It is also suggested that Entain could be barred from BGRF funding, though realistically, their retail business contributes far more than their tracks take out.

Besides – it is the industry’s worst kept secret that Entain would increase their fund donations to 1% of turnover if their commercial rivals would follow suit.

(That remains highly unlikely without Government waving a big stick. The other bookies’ current whiney defence is ‘it wouldn’t be fair because Entain would be paying themselves since they own dog tracks’.)

Scummy two-bob bunch of snides.


Further repercussions?

Sponsorship. Five years ago RPGTV announced a £100,000 open race sponsorship package. Two years ago, they were throwing money at Irish racing.

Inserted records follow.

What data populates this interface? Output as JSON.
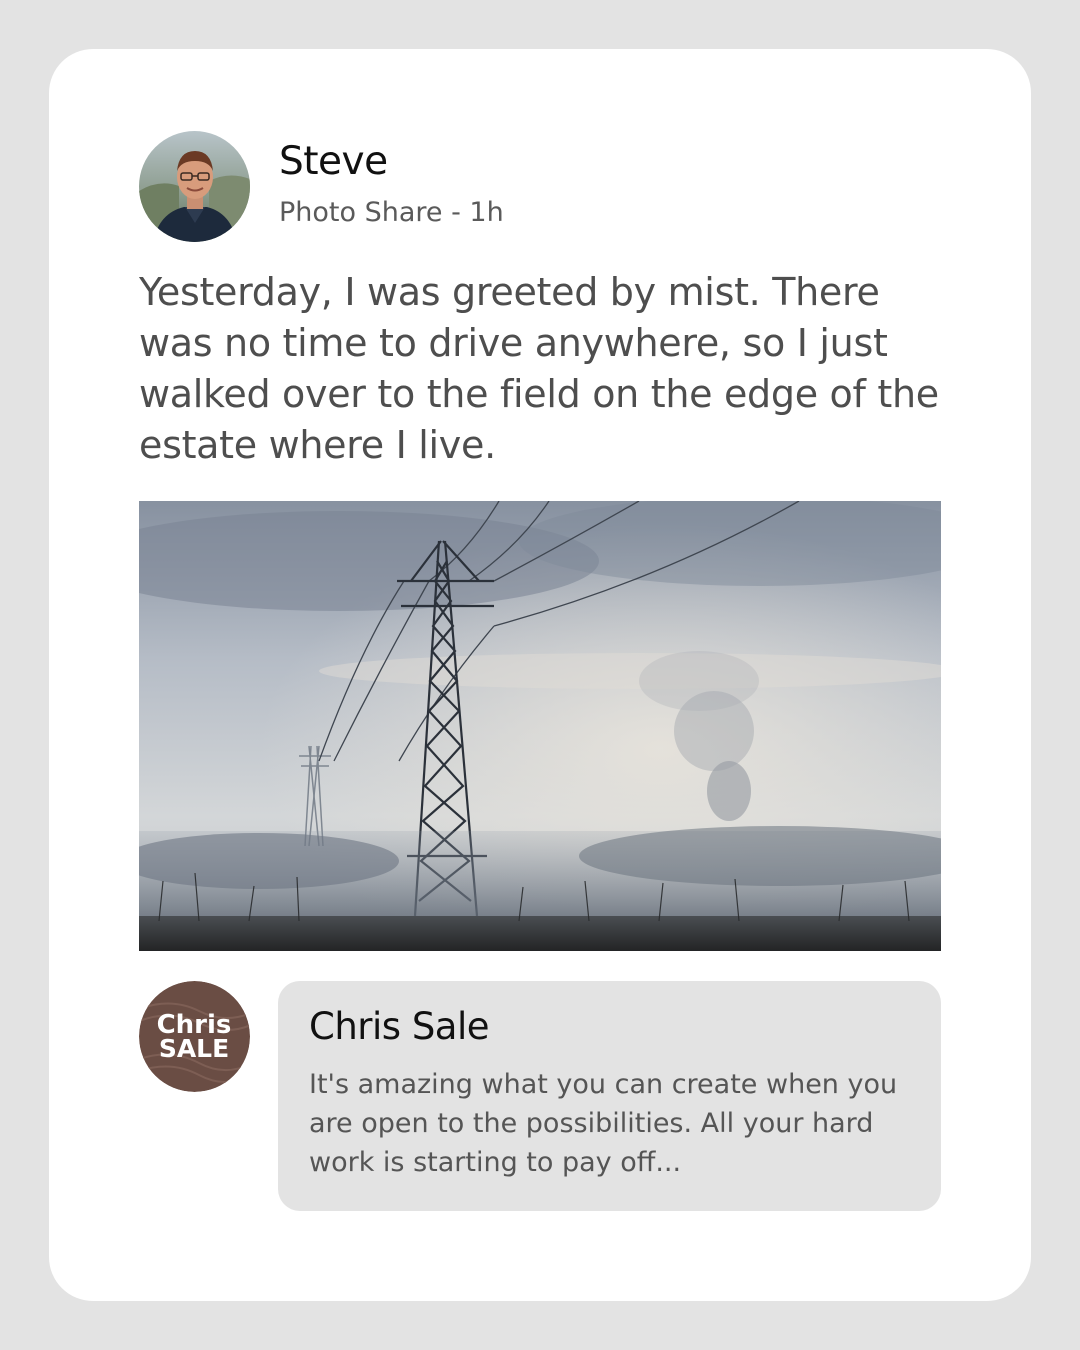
{
  "post": {
    "author": "Steve",
    "meta": "Photo Share - 1h",
    "text": "Yesterday, I was greeted by mist. There was no time to drive anywhere, so I just walked over to the field on the edge of the estate where I live."
  },
  "comment": {
    "author": "Chris Sale",
    "logo_line1": "Chris",
    "logo_line2": "SALE",
    "text": "It's amazing what you can create when you are open to the possibilities. All your hard work is starting to pay off..."
  },
  "colors": {
    "page_background": "#e3e3e3",
    "card_background": "#ffffff",
    "comment_bubble": "#e3e3e3",
    "logo_brown": "#6a4d44"
  }
}
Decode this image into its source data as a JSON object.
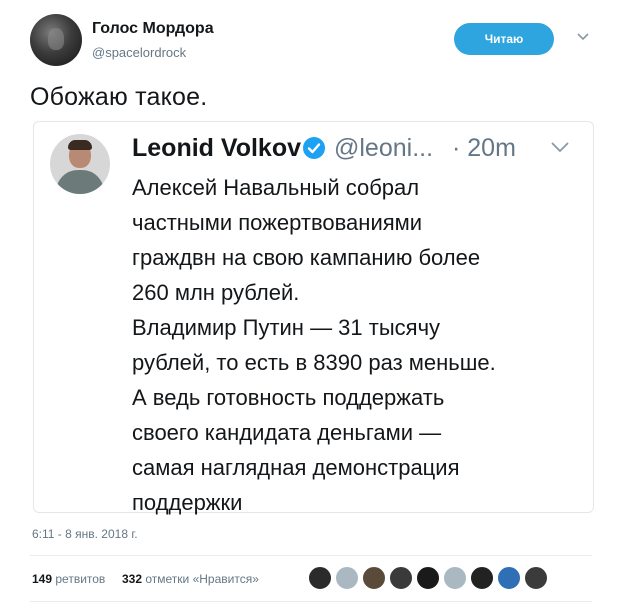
{
  "author": {
    "name": "Голос Мордора",
    "handle": "@spacelordrock"
  },
  "follow_button": {
    "label": "Читаю"
  },
  "tweet": {
    "text": "Обожаю такое."
  },
  "quoted_tweet": {
    "author_name": "Leonid Volkov",
    "handle": "@leoni...",
    "time": "· 20m",
    "lines": [
      "Алексей Навальный собрал",
      "частными пожертвованиями",
      "граждвн на свою кампанию более",
      "260 млн рублей.",
      "Владимир Путин — 31 тысячу",
      "рублей, то есть в 8390 раз меньше.",
      "А ведь готовность поддержать",
      "своего кандидата деньгами —",
      "самая наглядная демонстрация",
      "поддержки"
    ]
  },
  "date": "6:11 - 8 янв. 2018 г.",
  "stats": {
    "retweets_count": "149",
    "retweets_label": "ретвитов",
    "likes_count": "332",
    "likes_label": "отметки «Нравится»"
  },
  "likers": [
    {
      "icon": "avatar-icon",
      "color": "#2b2b2b"
    },
    {
      "icon": "default-avatar-icon",
      "color": "#aab8c2"
    },
    {
      "icon": "avatar-icon",
      "color": "#5a4a3a"
    },
    {
      "icon": "avatar-icon",
      "color": "#3a3a3a"
    },
    {
      "icon": "avatar-icon",
      "color": "#1a1a1a"
    },
    {
      "icon": "default-avatar-icon",
      "color": "#aab8c2"
    },
    {
      "icon": "avatar-icon",
      "color": "#222222"
    },
    {
      "icon": "avatar-icon",
      "color": "#2e6fb5"
    },
    {
      "icon": "avatar-icon",
      "color": "#3b3b3b"
    }
  ],
  "colors": {
    "accent": "#2fa5df",
    "muted": "#657786",
    "verified": "#1da1f2"
  }
}
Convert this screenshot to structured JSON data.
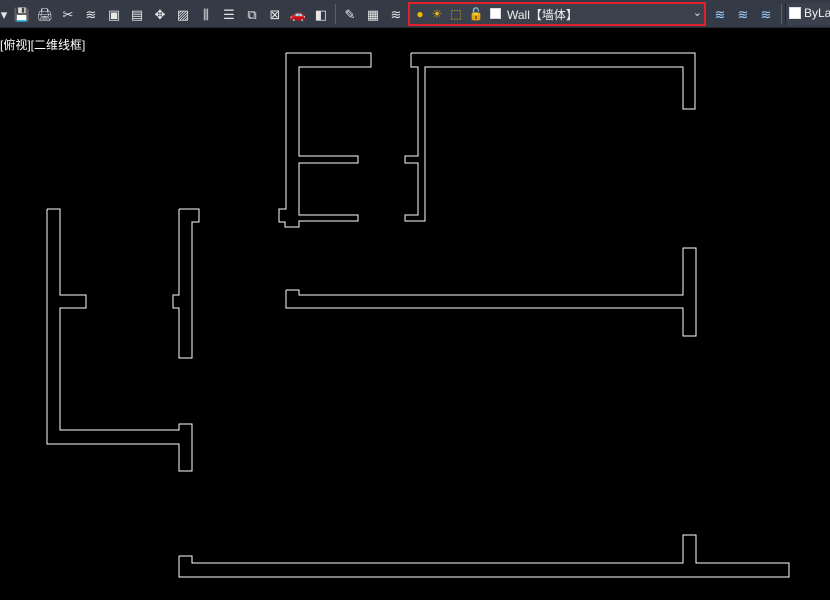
{
  "toolbar": {
    "icons": [
      {
        "name": "arrow-icon",
        "glyph": "▾"
      },
      {
        "name": "save-icon",
        "glyph": "💾"
      },
      {
        "name": "print-icon",
        "glyph": "🖨"
      },
      {
        "name": "tools-icon",
        "glyph": "✂"
      },
      {
        "name": "layer-state-icon",
        "glyph": "≋"
      },
      {
        "name": "zoom-extents-icon",
        "glyph": "▣"
      },
      {
        "name": "book-icon",
        "glyph": "▤"
      },
      {
        "name": "move-icon",
        "glyph": "✥"
      },
      {
        "name": "hatch-icon",
        "glyph": "▨"
      },
      {
        "name": "column-icon",
        "glyph": "⫼"
      },
      {
        "name": "stack-icon",
        "glyph": "☰"
      },
      {
        "name": "layer-tool-icon",
        "glyph": "⧉"
      },
      {
        "name": "delete-layer-icon",
        "glyph": "⊠"
      },
      {
        "name": "car-icon",
        "glyph": "🚗"
      },
      {
        "name": "fill-icon",
        "glyph": "◧"
      },
      {
        "name": "edit-icon",
        "glyph": "✎"
      },
      {
        "name": "calculator-icon",
        "glyph": "▦"
      },
      {
        "name": "layer-manager-icon",
        "glyph": "≋"
      }
    ],
    "layer": {
      "name": "Wall【墙体】",
      "bulb_icon": "●",
      "sun_icon": "☀",
      "freeze_icon": "⬚",
      "lock_icon": "🔓",
      "dropdown_icon": "⌄"
    },
    "right_icons": [
      {
        "name": "layer-previous-icon",
        "glyph": "≋"
      },
      {
        "name": "layer-walk-icon",
        "glyph": "≋"
      },
      {
        "name": "layer-iso-icon",
        "glyph": "≋"
      }
    ],
    "color_control": {
      "label": "ByLa"
    }
  },
  "viewport": {
    "label": "[俯视][二维线框]"
  },
  "colors": {
    "toolbar_bg": "#343a46",
    "canvas_bg": "#000000",
    "linework": "#ffffff",
    "highlight": "#e0202a"
  }
}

For me though, the bigger concerns are :

a) How much betting revenue will be lost to the industry with no dedicated greyhound TV channel?
At this stage, I understand that there are no plans for a PGR equivalent to GTV. They are relying on coverage from SKY Racing and Attheraces. How much editorial bandwidth they are able to seize from horseracing is debatable.

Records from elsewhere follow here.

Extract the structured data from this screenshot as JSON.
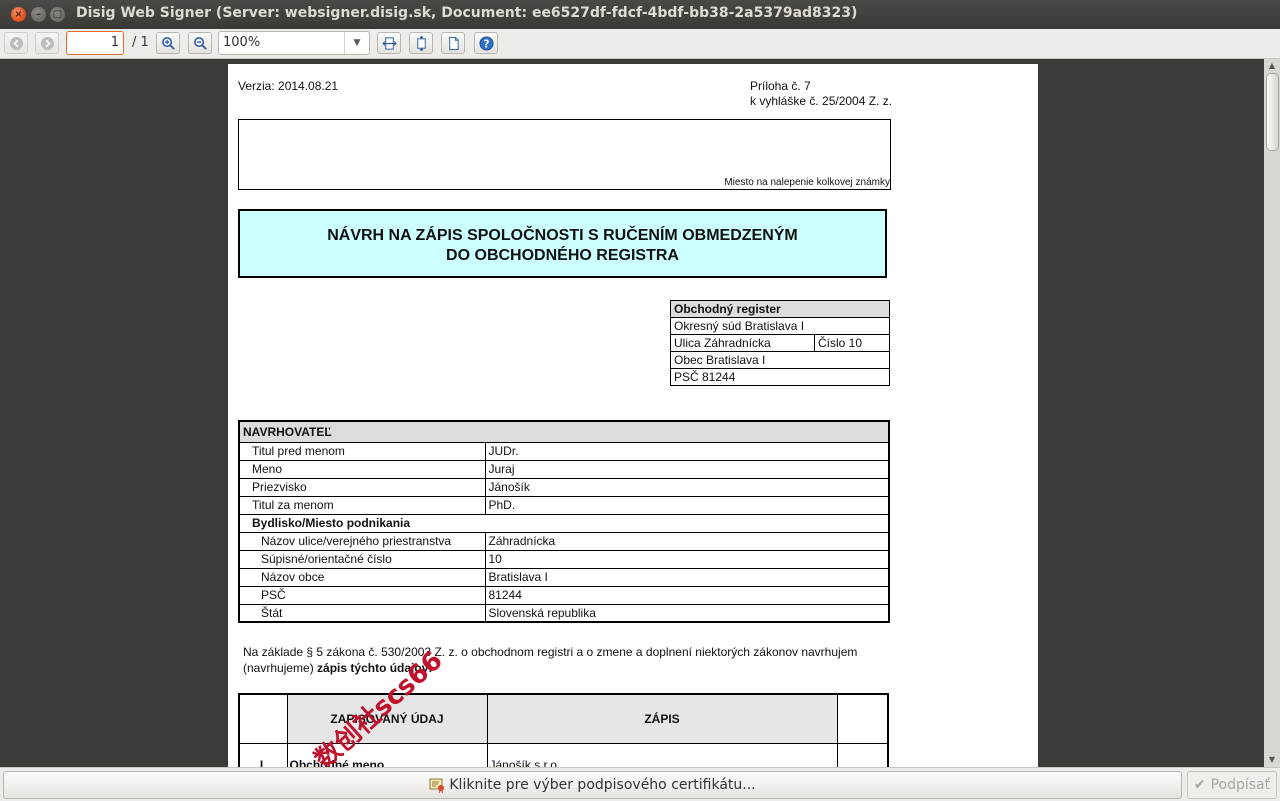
{
  "window": {
    "title": "Disig Web Signer (Server: websigner.disig.sk, Document: ee6527df-fdcf-4bdf-bb38-2a5379ad8323)"
  },
  "toolbar": {
    "page_value": "1",
    "page_total": "/ 1",
    "zoom_value": "100%"
  },
  "document": {
    "verzia": "Verzia: 2014.08.21",
    "priloha_line1": "Príloha č. 7",
    "priloha_line2": "k vyhláške č. 25/2004 Z. z.",
    "stamp_label": "Miesto na nalepenie kolkovej známky",
    "header_line1": "NÁVRH NA ZÁPIS SPOLOČNOSTI S RUČENÍM OBMEDZENÝM",
    "header_line2": "DO OBCHODNÉHO REGISTRA",
    "register": {
      "head": "Obchodný register",
      "court": "Okresný súd Bratislava I",
      "street": "Ulica Záhradnícka",
      "number": "Číslo 10",
      "city": "Obec Bratislava I",
      "psc": "PSČ 81244"
    },
    "navrhovatel": {
      "head": "NAVRHOVATEĽ",
      "rows": [
        {
          "label": "Titul pred menom",
          "value": "JUDr."
        },
        {
          "label": "Meno",
          "value": "Juraj"
        },
        {
          "label": "Priezvisko",
          "value": "Jánošík"
        },
        {
          "label": "Titul za menom",
          "value": "PhD."
        }
      ],
      "bydlisko_head": "Bydlisko/Miesto podnikania",
      "address": [
        {
          "label": "Názov ulice/verejného priestranstva",
          "value": "Záhradnícka"
        },
        {
          "label": "Súpisné/orientačné číslo",
          "value": "10"
        },
        {
          "label": "Názov obce",
          "value": "Bratislava I"
        },
        {
          "label": "PSČ",
          "value": "81244"
        },
        {
          "label": "Štát",
          "value": "Slovenská republika"
        }
      ]
    },
    "para_text": "Na základe § 5 zákona č. 530/2003 Z. z. o obchodnom registri a o zmene a doplnení niektorých zákonov navrhujem (navrhujeme)",
    "para_bold": "zápis týchto údajov:",
    "zapis_table": {
      "col_udaj": "ZAPISOVANÝ ÚDAJ",
      "col_zapis": "ZÁPIS",
      "row_num": "I.",
      "row_label": "Obchodné meno",
      "row_value": "Jánošík s.r.o."
    },
    "watermark": "数创社scs66"
  },
  "bottom": {
    "cert_label": "Kliknite pre výber podpisového certifikátu...",
    "sign_label": "Podpísať"
  }
}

Expect decisions to be made in the following months as the picture becomes clearer.

b) The effect on the tracks.
The loss of GTV will have a big effect on the tracks – and not in a good way. There are many many owners who, for one reason or another, seldom attend the tracks, knowing that they can watch their hound from the comfort of their sofa. That applies to Entain owners as much as those remaining with the SIS contracted venues. How many will bail?

c) Industry profile
Joni Mitchell warbled “you don’t know what you’ve got until its gone”. When the industry lost its regular slot on SKY Sports (don’t blame BGRB, SKY were taking the piss on how much they charged us after they sold their souls to Formula One!) we lost a high quality platform.

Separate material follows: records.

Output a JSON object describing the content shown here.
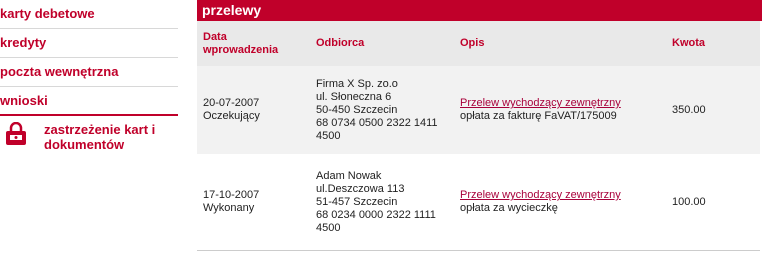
{
  "sidebar": {
    "items": [
      {
        "label": "karty debetowe"
      },
      {
        "label": "kredyty"
      },
      {
        "label": "poczta wewnętrzna"
      },
      {
        "label": "wnioski"
      }
    ],
    "subitem": {
      "label": "zastrzeżenie kart i dokumentów",
      "icon": "lock-icon"
    }
  },
  "main": {
    "section_title": "przelewy",
    "columns": [
      "Data wprowadzenia",
      "Odbiorca",
      "Opis",
      "Kwota"
    ],
    "rows": [
      {
        "date": "20-07-2007",
        "status": "Oczekujący",
        "recipient": [
          "Firma X Sp. zo.o",
          "ul. Słoneczna 6",
          "50-450 Szczecin",
          "68 0734 0500 2322 1411",
          "4500"
        ],
        "description_link": "Przelew wychodzący zewnętrzny",
        "description_note": "opłata za fakturę FaVAT/175009",
        "amount": "350.00"
      },
      {
        "date": "17-10-2007",
        "status": "Wykonany",
        "recipient": [
          "Adam Nowak",
          "ul.Deszczowa 113",
          "51-457 Szczecin",
          "68 0234 0000 2322 1111",
          "4500"
        ],
        "description_link": "Przelew wychodzący zewnętrzny",
        "description_note": "opłata za wycieczkę",
        "amount": "100.00"
      }
    ]
  },
  "colors": {
    "accent": "#c0002a",
    "header_bg": "#e9e9e9"
  }
}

I have waited patiently in the queue to criticise GRV/RPGTV over some of its decisions (a 4-runner Crayford A9 cutting into an English Derby support card!), and I stand by them.

But that doesn’t mean that it hasn’t done a valiant job.

Dave and Clive Lawrence are outstanding in their profession as producers – Dave was in charge of SKY production don’t forget. Their love of racing has seen them stretch every quid to breaking point (nobody would ever choose a collection of bookies as paymasters!)

In a world where it has never been easier (though more competitive) to digitally get your message broadcast, greyhound racing is regressing.


So what does this mean for the SIS tracks?

Apart from losing their TV profile – however big that is in a world with literally thousands of TV and internet channels to choose from! – it won’t affect them massively, financially.

While it is true that the loss of Entain income has fed through to the SIS tracks’ revenue stream, my understanding is that the remaining venues are operating on a different funding model since January 1.

Under the old structure, there was huge variation in the fees paid at different times of the day and to different providers. The four Entain tracks were paid more per meeting and were given the majority of the prime betting shop and TV slots.

The big prizes were always Friday and Saturday nights since tracks could attract the racegoing public and still get ‘treble bubble’ with the SIS and GTV income.

Now – the SIS meetings receive uniform payments – morning, afternoon or evening – weekday or weekend.

As an average, they are slightly higher than last year, and even without TV coverage, Harlow, Doncaster, Oxford and Towcester will share out the betting shop slots on Friday and Saturday nights.

Plus of course, they are racing more often, thus offering economy of scale.

There is a lot still to play out here . . . .

Last of all, a big thanks to all our readers for their continued and growing support.

We had some major issues last when changing the site host late last year but are rapidly getting it all back together thanks to the sterling efforts and expertise of David Mitchell.

The graphic below is an update from the last seven days.

Some of the monitoring software has failed in recent weeks so the percentage figures are wrong. (Yes we would love regular increases of 42% and 62%)

In reality though, even these figures will be on the low side since not all recent interactions are recorded by this one monitoring system.

But it gives some indication of forward travel